The Team Sky leader's wobble could be significant over the cobbles, where punctures are common, as his team support car will be delayed in reaching him.

The forecast wet weather will make the cobbled stage even trickier for the peloton as the Tour commemorates 100 years since the start of World War One.

Tuesday's stage was expected to be straightforward, but Froome's crash showed nothing can be taken for granted in the Tour.

"Somebody made a mistake," Eisel added. "This wave went through the whole bunch, from position 10 to the last position in the bunch.

"It's just a big wave and Froomey was like the third rider and with the wave he had no chance. He just went down.

"Even when I stopped and waited for Froomey, he was back on his bike and you saw the last rider crashing near the end of the peloton."

Andy Schleck, the 2010 winner, did not start due to a knee injury suffered in a crash on stage three from Cambridge to London on Monday, when Kittel won.

Another sprint stage was expected in Lille, but that did not put off an early two-man breakaway and Thomas Voeckler (Europcar) continued alone when fellow escapee Luis Mate (Cofidis) was swallowed up by the peloton inside the final 40km.

Voeckler was caught with 17km to go and the sprinters' teams tried to take control, with Omega Pharma-QuickStep to the fore despite the absence of Mark Cavendish, who on Wednesday will undergo shoulder surgery which will put him out for six weeks.

Giant-Shimano lurked menacingly and took over inside the final 2km.

Alexander Kristoff (Katusha) was first to launch his sprint, but despite appearing more laboured than on The Mall 24 hours earlier, Kittel triumphed once more.

Kristoff was second, with Arnaud Demare (FDJ) third.

"It was close today," Kittel, who won four stages in the 2013 Tour and could surpass that 12 months on, said on ITV4.

"We saw that we're not unbeatable. We always need a plan, we always need to concentrate on our sprint and our preparation for our sprint.

"The last 30km we rode with really absolute high speed, always 60 (kph) or more. It was really, really fast, difficult to stay together with the team.

"In the end the boys delivered me in front. I was able to sit there on the wheel of (Omega Pharma-QuickStep's Mark) Renshaw.

"Everything I was thinking about was the last corner. (The team) told me at 250m I could see the finish line and I was almost tempted to go at 500 because I couldn't see where it was, but I sat down again.

"I went really long.

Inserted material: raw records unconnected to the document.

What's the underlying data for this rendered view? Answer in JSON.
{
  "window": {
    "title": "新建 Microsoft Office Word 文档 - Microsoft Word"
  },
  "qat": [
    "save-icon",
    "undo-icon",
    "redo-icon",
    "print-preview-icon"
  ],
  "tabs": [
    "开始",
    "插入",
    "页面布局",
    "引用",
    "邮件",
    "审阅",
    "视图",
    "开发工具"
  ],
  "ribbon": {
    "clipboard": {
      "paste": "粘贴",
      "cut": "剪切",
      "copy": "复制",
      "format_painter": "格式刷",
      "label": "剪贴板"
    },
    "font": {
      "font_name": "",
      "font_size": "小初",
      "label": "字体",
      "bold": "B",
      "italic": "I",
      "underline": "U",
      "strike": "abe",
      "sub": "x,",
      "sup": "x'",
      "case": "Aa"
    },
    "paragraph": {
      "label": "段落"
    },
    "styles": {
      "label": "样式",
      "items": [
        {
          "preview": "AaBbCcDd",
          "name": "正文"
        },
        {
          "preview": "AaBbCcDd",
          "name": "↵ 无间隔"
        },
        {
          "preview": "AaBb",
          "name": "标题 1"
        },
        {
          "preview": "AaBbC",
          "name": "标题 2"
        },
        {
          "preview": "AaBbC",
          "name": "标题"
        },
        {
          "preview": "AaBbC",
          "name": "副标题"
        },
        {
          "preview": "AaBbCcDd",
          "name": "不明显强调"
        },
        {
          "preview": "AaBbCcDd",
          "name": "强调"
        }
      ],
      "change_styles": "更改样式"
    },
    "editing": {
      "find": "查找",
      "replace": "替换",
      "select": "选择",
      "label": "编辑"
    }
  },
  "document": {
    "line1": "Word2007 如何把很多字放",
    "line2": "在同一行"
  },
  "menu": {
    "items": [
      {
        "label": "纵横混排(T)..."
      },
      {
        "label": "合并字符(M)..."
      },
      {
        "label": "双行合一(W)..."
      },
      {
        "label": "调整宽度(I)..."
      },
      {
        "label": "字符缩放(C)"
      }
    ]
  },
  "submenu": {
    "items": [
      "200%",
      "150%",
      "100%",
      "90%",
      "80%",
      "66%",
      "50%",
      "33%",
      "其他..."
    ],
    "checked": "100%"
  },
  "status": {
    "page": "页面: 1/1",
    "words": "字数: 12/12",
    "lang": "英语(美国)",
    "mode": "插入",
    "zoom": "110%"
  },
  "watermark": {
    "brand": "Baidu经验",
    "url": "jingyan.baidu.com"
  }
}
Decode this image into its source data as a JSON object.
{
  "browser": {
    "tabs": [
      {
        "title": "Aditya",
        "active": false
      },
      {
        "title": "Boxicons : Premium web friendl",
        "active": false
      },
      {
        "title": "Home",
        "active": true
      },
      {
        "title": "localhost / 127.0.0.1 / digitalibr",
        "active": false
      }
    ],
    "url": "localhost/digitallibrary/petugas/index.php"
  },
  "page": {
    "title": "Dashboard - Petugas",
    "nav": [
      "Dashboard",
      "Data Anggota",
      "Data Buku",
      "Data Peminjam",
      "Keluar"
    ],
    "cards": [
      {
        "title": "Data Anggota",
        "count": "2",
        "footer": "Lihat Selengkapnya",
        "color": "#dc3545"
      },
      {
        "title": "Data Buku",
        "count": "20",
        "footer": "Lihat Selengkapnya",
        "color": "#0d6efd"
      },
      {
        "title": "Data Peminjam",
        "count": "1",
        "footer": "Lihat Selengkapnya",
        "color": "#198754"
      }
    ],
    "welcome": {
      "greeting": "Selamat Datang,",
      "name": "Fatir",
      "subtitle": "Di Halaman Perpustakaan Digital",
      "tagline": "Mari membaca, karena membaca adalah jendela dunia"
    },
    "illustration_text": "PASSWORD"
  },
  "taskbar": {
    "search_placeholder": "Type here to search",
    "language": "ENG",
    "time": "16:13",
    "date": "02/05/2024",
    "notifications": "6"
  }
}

I put in everything I had. It was really, really difficult."